But that Kenya avoided the despair of just over five years ago hardly means that the recent elections went especially well. First, the outcome itself may be seen as sub-optimal. According to official results Deputy Prime Minister Uhuru Kenyatta, son of one of the country’s liberation heroes and the country’s first post-independence president, won just a shade over 50% of the vote, sufficient to grant him an outright victory with no need for a runoff. But Raila Odinga, the current Prime Minister who came in second in this election as he officially did in 2007, plans to contest the results  And while observers have generally declared the closely contested election to have been relatively clean (compared to 2007 in particular) there have been more than a few signs of irregularities and there was some violence in the run-up that are attributable to the country’s larger political divisions.

But more to the point, Kenyatta’s victory is, to say the least, problematic. Kenyatta faces charges in the International Criminal Court (ICC) for his involvement in fomenting violence in 2007 and 2008. Going forward his Presidency will be tainted in the eyes of vast swathes of the country, the legitimacy of the most recent election itself notwithstanding. The fact that ICC prosecution filed a motion on Monday seeking to drop all charges against former head of civil service Francis Muthaura may well mean that the charges against Kenyatta will come next, but it is hard not to take a cynical view that the ICC decision is more one of political expediency than legal legitimacy. That will be the view of many in Kenya. Of course there are many in Africa who look upon the ICC with great suspicion because it seems to target Africans disproportionately. Kenyatta will certainly work this distrust to his advantage.

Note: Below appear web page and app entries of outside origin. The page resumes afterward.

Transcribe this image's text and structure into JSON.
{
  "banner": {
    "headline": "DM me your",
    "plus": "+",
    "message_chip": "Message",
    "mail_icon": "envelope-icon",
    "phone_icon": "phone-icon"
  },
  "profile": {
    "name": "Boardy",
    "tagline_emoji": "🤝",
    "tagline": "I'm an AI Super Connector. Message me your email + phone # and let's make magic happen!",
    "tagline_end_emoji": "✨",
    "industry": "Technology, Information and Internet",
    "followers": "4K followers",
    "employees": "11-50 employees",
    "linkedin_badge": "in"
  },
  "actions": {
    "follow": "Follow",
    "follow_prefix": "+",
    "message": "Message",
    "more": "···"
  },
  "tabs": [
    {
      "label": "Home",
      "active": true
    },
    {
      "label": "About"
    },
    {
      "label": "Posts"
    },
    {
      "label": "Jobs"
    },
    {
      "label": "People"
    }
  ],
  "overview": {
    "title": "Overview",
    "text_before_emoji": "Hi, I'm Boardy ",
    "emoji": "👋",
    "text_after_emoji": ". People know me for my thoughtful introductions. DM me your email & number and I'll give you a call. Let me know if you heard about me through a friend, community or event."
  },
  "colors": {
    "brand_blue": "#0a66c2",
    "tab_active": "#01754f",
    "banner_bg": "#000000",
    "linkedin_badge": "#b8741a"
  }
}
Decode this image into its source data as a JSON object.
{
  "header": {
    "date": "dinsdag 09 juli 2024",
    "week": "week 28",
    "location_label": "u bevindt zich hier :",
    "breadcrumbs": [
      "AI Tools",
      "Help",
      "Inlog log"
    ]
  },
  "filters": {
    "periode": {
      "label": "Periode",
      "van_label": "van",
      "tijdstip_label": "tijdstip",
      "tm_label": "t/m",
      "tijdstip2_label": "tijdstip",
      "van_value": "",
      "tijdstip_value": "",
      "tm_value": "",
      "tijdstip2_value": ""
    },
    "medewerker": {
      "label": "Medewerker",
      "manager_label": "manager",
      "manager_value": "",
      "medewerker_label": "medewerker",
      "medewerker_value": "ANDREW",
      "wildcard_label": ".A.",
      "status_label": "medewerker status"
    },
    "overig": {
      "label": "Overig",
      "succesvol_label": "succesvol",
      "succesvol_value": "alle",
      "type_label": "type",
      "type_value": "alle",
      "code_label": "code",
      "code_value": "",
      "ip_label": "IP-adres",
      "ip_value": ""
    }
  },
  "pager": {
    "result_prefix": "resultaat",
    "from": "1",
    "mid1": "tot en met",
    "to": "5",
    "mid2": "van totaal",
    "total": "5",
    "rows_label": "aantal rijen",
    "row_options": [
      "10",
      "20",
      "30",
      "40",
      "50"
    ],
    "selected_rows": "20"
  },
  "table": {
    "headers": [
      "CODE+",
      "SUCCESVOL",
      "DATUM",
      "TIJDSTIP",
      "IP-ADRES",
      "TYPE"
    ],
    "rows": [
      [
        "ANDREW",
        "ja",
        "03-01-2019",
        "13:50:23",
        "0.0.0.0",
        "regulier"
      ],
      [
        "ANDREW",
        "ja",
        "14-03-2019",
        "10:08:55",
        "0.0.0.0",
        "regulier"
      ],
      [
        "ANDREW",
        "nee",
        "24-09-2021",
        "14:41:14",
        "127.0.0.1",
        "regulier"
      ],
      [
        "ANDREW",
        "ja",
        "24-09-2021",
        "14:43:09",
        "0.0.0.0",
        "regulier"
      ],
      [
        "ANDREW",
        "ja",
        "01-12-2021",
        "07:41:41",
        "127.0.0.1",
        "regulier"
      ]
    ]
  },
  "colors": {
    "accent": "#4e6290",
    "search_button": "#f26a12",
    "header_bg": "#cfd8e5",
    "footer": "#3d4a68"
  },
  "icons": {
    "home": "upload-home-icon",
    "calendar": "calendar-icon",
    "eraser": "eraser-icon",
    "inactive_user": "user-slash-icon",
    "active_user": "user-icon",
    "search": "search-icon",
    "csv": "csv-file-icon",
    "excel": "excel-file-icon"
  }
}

Perhaps tellingly, United States Secretary of State John Kerry spoke about the situation in Kenya. he praised the Kenyan people for voting peacefully. But he also did not mention Kenyatta by name. That will further help bolster those who question Kenyatta’s legitimacy. And legitimacy is arguably  the most valuable and rare currency in Kenyan politics.

So yes, by all means we should be pleased that the elections last week went so smoothly. Even better if Kenyatta ends up as the clear-cut winner according to all official counts and legal challenges. But let’s not overstate where Kenya is right now. Things may not be as bad as 2007-2008. But they are not great either. That Kenya has seen worse does not make these the best of times.



Derek Catsam

Derek Catsam is a Professor of history and Kathlyn Cosper Dunagan Professor in the Humanities at the University of Texas of the Permian Basin. He is also Senior Research Associate at Rhodes University. Derek writes about race and politics in the United States and Africa, sports, and terrorism. He is currently working on books on bus boycotts in the United States and South Africa in the 1940s and 1950s and on the 1981 South African Springbok rugby team's tour to the US. He is the author of three books, dozens of scholarly articles and reviews, and has published widely on current affairs in African, American, and European publications. He has lived, worked, and travelled extensively throughout southern Africa. He writes about politics, sports, travel, pop culture, and just about anything else that comes to mind.

Areas of Focus:
Africa; Zimbabwe; South Africa; Apartheid